South Africa is the country with the largest number of HIV positive people in the world and the country with the largest antiretroviral program. “Test and treat” can turn the epidemic around, but only if HIV testing becomes the norm. Unfortunately, some of the fundamentals of HIV and the gains of treatment have still not been absorbed by the general population.
Journalists have a vital role to play - to report the science and dispel rumor and myth.
Deaf activist and journalist, Julius Shemang was frustrated with the lack of coverage of disability issues in mainstream media, In 2006, he started his own newspaper — Kafanchan Times —that covered disability as well as other human life issues. Although he had to put the paper on hiatus due to financial reasons, Julius still advocates for the rights of people with disabilities in Nigeria and to get the mainstream media to cover their issues, particularly regarding the passage of a disability rights law.
A series of stories by Ramesh Bhushal, Nepal editor for thethirdpole.net, and photographer Nabin Baral shows that climate change is increasing the chances of melting glaciers, landslides and deadly floods in Nepal.
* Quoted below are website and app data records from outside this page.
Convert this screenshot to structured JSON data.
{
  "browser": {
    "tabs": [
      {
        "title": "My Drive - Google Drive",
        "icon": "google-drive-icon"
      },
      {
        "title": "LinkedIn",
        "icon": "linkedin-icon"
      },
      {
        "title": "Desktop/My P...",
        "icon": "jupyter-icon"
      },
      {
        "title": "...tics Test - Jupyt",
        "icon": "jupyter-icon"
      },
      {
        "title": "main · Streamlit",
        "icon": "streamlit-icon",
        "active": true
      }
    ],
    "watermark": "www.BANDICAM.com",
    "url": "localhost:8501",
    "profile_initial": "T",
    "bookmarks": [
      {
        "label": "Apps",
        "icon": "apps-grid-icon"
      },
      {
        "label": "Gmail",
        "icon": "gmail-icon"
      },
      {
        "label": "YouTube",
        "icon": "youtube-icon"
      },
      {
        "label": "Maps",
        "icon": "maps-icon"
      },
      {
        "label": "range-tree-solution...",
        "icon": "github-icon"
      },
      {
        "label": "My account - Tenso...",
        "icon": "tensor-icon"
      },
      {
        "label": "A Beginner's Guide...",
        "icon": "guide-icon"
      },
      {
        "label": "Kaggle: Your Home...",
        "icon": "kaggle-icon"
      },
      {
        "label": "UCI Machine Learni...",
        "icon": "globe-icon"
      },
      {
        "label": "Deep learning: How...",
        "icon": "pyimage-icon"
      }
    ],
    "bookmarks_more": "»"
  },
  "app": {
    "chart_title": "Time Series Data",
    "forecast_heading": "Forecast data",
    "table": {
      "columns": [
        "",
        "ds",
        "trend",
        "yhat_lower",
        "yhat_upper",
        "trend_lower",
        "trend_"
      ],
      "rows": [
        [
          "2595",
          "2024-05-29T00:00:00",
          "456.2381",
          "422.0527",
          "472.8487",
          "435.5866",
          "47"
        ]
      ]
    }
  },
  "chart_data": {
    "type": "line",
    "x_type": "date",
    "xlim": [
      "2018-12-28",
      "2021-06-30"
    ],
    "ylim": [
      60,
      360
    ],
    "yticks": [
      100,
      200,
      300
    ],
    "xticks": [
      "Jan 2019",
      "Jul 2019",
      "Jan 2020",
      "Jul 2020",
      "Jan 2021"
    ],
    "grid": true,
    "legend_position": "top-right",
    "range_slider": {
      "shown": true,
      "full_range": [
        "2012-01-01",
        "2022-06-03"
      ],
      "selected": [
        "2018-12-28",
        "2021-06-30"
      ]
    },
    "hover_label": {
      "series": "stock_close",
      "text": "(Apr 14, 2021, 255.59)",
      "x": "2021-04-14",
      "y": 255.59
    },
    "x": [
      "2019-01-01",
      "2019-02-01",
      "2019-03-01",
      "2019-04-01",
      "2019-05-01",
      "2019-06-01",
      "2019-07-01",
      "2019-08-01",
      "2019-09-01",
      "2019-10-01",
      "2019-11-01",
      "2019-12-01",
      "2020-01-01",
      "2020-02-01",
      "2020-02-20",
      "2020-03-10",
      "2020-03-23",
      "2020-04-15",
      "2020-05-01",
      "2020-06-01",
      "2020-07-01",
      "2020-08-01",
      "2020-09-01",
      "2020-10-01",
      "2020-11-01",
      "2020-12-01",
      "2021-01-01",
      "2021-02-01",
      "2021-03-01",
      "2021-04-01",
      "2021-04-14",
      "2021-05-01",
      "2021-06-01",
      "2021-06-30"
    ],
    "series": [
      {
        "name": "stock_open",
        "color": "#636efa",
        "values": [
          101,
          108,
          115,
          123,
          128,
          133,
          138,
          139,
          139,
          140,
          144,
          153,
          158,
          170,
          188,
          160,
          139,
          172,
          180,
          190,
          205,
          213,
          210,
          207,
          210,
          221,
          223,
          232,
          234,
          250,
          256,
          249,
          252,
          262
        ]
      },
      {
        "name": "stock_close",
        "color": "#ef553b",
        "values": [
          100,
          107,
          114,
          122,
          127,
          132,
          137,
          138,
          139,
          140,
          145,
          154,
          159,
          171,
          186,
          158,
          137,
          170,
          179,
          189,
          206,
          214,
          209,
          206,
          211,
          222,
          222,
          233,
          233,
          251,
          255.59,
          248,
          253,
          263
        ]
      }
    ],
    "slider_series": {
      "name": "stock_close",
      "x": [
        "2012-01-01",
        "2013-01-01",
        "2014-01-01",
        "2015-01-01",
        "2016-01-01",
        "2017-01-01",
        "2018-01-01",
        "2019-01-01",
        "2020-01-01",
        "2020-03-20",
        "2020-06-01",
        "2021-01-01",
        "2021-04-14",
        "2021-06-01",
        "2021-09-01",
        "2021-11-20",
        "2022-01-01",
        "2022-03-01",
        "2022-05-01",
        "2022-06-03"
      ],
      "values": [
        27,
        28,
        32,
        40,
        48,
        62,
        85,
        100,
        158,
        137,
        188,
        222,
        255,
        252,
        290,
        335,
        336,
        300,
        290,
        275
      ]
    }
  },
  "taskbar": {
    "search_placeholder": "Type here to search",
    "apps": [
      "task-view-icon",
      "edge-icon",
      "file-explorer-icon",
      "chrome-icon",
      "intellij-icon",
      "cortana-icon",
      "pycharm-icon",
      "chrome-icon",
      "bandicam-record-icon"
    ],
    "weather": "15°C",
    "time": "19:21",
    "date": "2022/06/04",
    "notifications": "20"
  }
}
The stories were widely read and shared and had an impact on government officials and others.
In a recent study of media use in three areas of Afghanistan, a salon and madrassa were among limited spaces where women consumed information without interpretation or mediation from men. The study was commissioned by Internews and looked at the particular local “information ecosystems” of these communities — how both men and women access, consume, influence, trust, and share information.
During the Ebola outbreak that hit Guinea between 2013 and 2015, Internews launched Ebola Chrono, a radio news program that covered prevention and treatment of Ebola. That program built on the success of its Ebola coverage to create a model for broader health reporting and provide information that listeners could use to make changes for the better in their lives.
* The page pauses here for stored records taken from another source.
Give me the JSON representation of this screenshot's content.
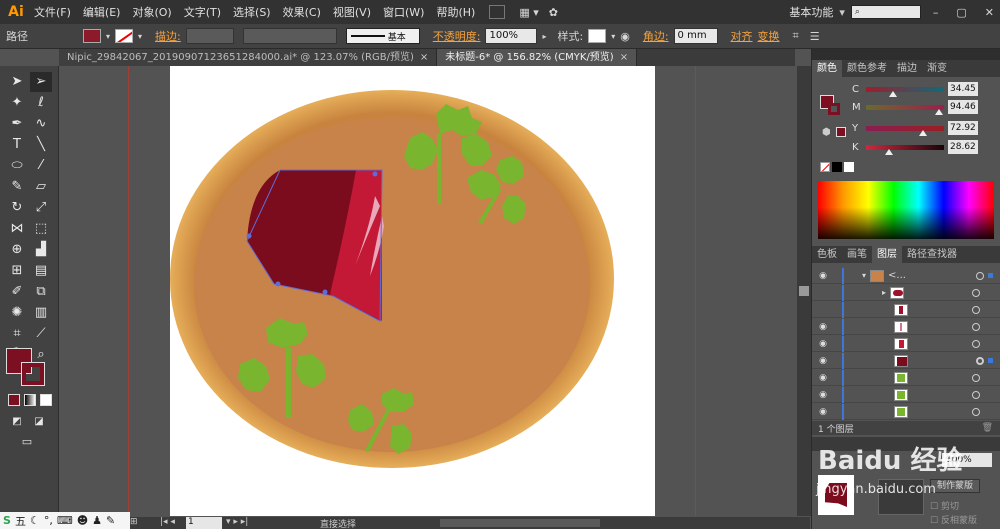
{
  "app": {
    "logo": "Ai"
  },
  "menu": [
    "文件(F)",
    "编辑(E)",
    "对象(O)",
    "文字(T)",
    "选择(S)",
    "效果(C)",
    "视图(V)",
    "窗口(W)",
    "帮助(H)"
  ],
  "workspace": {
    "label": "基本功能",
    "search_icon": "search-icon"
  },
  "control_bar": {
    "selection_type": "路径",
    "fill_color": "#8b1a2b",
    "stroke_label": "描边:",
    "brush_label": "基本",
    "opacity_label": "不透明度:",
    "opacity_value": "100%",
    "style_label": "样式:",
    "corner_label": "角边:",
    "corner_value": "0 mm",
    "align_label": "对齐",
    "transform_label": "变换"
  },
  "tabs": [
    {
      "label": "Nipic_29842067_20190907123651284000.ai* @ 123.07% (RGB/预览)",
      "close": "×"
    },
    {
      "label": "未标题-6* @ 156.82% (CMYK/预览)",
      "close": "×"
    }
  ],
  "color_panel": {
    "tabs": [
      "颜色",
      "颜色参考",
      "描边",
      "渐变"
    ],
    "sliders": [
      {
        "label": "C",
        "value": "34.45",
        "pos": 0.34
      },
      {
        "label": "M",
        "value": "94.46",
        "pos": 0.94
      },
      {
        "label": "Y",
        "value": "72.92",
        "pos": 0.73
      },
      {
        "label": "K",
        "value": "28.62",
        "pos": 0.29
      }
    ]
  },
  "layers_panel": {
    "tabs": [
      "色板",
      "画笔",
      "图层",
      "路径查找器"
    ],
    "top_layer_name": "<...",
    "footer_count": "1 个图层"
  },
  "transparency": {
    "value": "100%",
    "make_mask": "制作蒙版",
    "clip": "剪切",
    "invert": "反相蒙版"
  },
  "status": {
    "zoom": "1",
    "tool": "直接选择"
  },
  "ime": {
    "label": "五"
  },
  "watermark": "Baidu 经验",
  "watermark_url": "jingyan.baidu.com"
}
Sri Lanka is embracing a more democratic and open government and with that comes the opportunity to use media and information to advance social goals.
Young Journalists in Sri Lanka Excel in Reporting on Deadly Landslides
Reporting on disasters where people have lost lives and homes requires providing accurate and clear information to survivors. It also requires being respectful and sensitive about the trauma survivors have experienced. A group of young reporters took these standards to heart when they reported on the catastrophic landslides caused by Tropical Storm Roanu that hit Sri Lanka in May.
Internews highlights two film series commissioned to document how Ukrainians are coping in the face of Russian hostility.
Displaced tells in 12 parts the stories of internally displaced Ukrainians, each story personal and universal at the same time.
Return documents volunteers and war veterans who must overcome serious physical and mental injuries sustained during the conflict and the courage they display every step of the way to resuming their lives as productive citizens.
Human rights defenders need secure tools to document and report human rights violations. USABLE, a project designed to connect high-risk users of digital security and communications tools with developers, works to make those tools more open, accessible, and customizable.
“Tools made with accessibility in mind are not necessarily made with security in mind, and vice versa, which is why building connections between users and developers is so vital.”
In Sri Lanka, the government has promised widespread media reforms. In this hopeful moment, however, sexual harassment and intimidation both online and offline remains one of the most powerful barriers to women's participation in media. Renowned Sri Lankan journalist Dilrukshi Handunnetti is trying to change that:
“If you are an equal opportunity employer, you should ensure that you are not only hiring, you are making the conditions so that women can stay on, work and progress.”